▶ [Data under study]
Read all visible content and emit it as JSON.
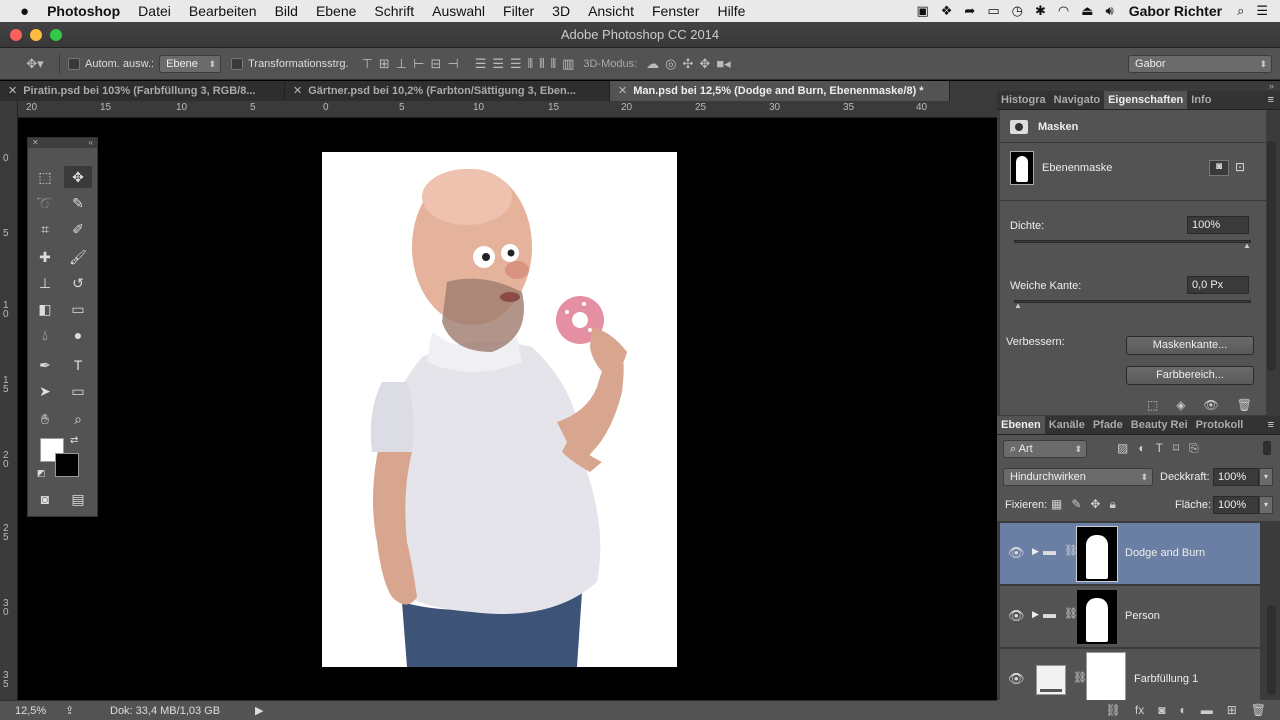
{
  "menubar": {
    "apple": "",
    "app": "Photoshop",
    "items": [
      "Datei",
      "Bearbeiten",
      "Bild",
      "Ebene",
      "Schrift",
      "Auswahl",
      "Filter",
      "3D",
      "Ansicht",
      "Fenster",
      "Hilfe"
    ],
    "user": "Gabor Richter"
  },
  "window": {
    "title": "Adobe Photoshop CC 2014"
  },
  "options": {
    "auto_select_label": "Autom. ausw.:",
    "auto_select_value": "Ebene",
    "transform_label": "Transformationsstrg.",
    "mode3d_label": "3D-Modus:",
    "workspace": "Gabor"
  },
  "tabs": [
    {
      "label": "Piratin.psd bei 103% (Farbfüllung 3, RGB/8..."
    },
    {
      "label": "Gärtner.psd bei 10,2% (Farbton/Sättigung 3, Eben..."
    },
    {
      "label": "Man.psd bei 12,5% (Dodge and Burn, Ebenenmaske/8) *"
    }
  ],
  "ruler": {
    "h": [
      "20",
      "15",
      "10",
      "5",
      "0",
      "5",
      "10",
      "15",
      "20",
      "25",
      "30",
      "35",
      "40"
    ],
    "v": [
      "0",
      "5",
      "1\n0",
      "1\n5",
      "2\n0",
      "2\n5",
      "3\n0",
      "3\n5"
    ]
  },
  "status": {
    "zoom": "12,5%",
    "doc": "Dok: 33,4 MB/1,03 GB"
  },
  "properties": {
    "tabs": [
      "Histogra",
      "Navigato",
      "Eigenschaften",
      "Info"
    ],
    "section": "Masken",
    "mask_label": "Ebenenmaske",
    "density_label": "Dichte:",
    "density_value": "100%",
    "density": 1.0,
    "feather_label": "Weiche Kante:",
    "feather_value": "0,0 Px",
    "feather": 0.0,
    "refine_label": "Verbessern:",
    "mask_edge_button": "Maskenkante...",
    "color_range_button": "Farbbereich..."
  },
  "layers_panel": {
    "tabs": [
      "Ebenen",
      "Kanäle",
      "Pfade",
      "Beauty Rei",
      "Protokoll"
    ],
    "filter": "Art",
    "blend_mode": "Hindurchwirken",
    "opacity_label": "Deckkraft:",
    "opacity_value": "100%",
    "lock_label": "Fixieren:",
    "fill_label": "Fläche:",
    "fill_value": "100%",
    "layers": [
      {
        "name": "Dodge and Burn"
      },
      {
        "name": "Person"
      },
      {
        "name": "Farbfüllung 1"
      }
    ]
  },
  "colors": {
    "accent_selected_layer": "#6a7fa3",
    "panel": "#535353",
    "dark": "#3b3b3b"
  }
}
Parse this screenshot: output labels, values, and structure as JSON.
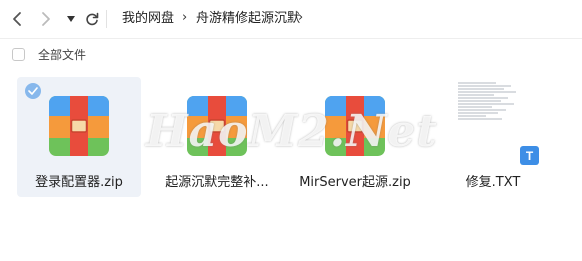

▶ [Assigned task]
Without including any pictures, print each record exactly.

▶ [Response for this exercise]
Read all visible content and emit it as JSON.
{
  "menubar": {
    "apple": "",
    "app": "Photoshop",
    "items": [
      "Datei",
      "Bearbeiten",
      "Bild",
      "Ebene",
      "Schrift",
      "Auswahl",
      "Filter",
      "3D",
      "Ansicht",
      "Fenster",
      "Hilfe"
    ],
    "user": "Gabor Richter"
  },
  "window": {
    "title": "Adobe Photoshop CC 2014"
  },
  "options": {
    "auto_select_label": "Autom. ausw.:",
    "auto_select_value": "Ebene",
    "transform_label": "Transformationsstrg.",
    "mode3d_label": "3D-Modus:",
    "workspace": "Gabor"
  },
  "tabs": [
    {
      "label": "Piratin.psd bei 103% (Farbfüllung 3, RGB/8..."
    },
    {
      "label": "Gärtner.psd bei 10,2% (Farbton/Sättigung 3, Eben..."
    },
    {
      "label": "Man.psd bei 12,5% (Dodge and Burn, Ebenenmaske/8) *"
    }
  ],
  "ruler": {
    "h": [
      "20",
      "15",
      "10",
      "5",
      "0",
      "5",
      "10",
      "15",
      "20",
      "25",
      "30",
      "35",
      "40"
    ],
    "v": [
      "0",
      "5",
      "1\n0",
      "1\n5",
      "2\n0",
      "2\n5",
      "3\n0",
      "3\n5"
    ]
  },
  "status": {
    "zoom": "12,5%",
    "doc": "Dok: 33,4 MB/1,03 GB"
  },
  "properties": {
    "tabs": [
      "Histogra",
      "Navigato",
      "Eigenschaften",
      "Info"
    ],
    "section": "Masken",
    "mask_label": "Ebenenmaske",
    "density_label": "Dichte:",
    "density_value": "100%",
    "density": 1.0,
    "feather_label": "Weiche Kante:",
    "feather_value": "0,0 Px",
    "feather": 0.0,
    "refine_label": "Verbessern:",
    "mask_edge_button": "Maskenkante...",
    "color_range_button": "Farbbereich..."
  },
  "layers_panel": {
    "tabs": [
      "Ebenen",
      "Kanäle",
      "Pfade",
      "Beauty Rei",
      "Protokoll"
    ],
    "filter": "Art",
    "blend_mode": "Hindurchwirken",
    "opacity_label": "Deckkraft:",
    "opacity_value": "100%",
    "lock_label": "Fixieren:",
    "fill_label": "Fläche:",
    "fill_value": "100%",
    "layers": [
      {
        "name": "Dodge and Burn"
      },
      {
        "name": "Person"
      },
      {
        "name": "Farbfüllung 1"
      }
    ]
  },
  "colors": {
    "accent_selected_layer": "#6a7fa3",
    "panel": "#535353",
    "dark": "#3b3b3b"
  }
}
Parse this screenshot: output labels, values, and structure as JSON.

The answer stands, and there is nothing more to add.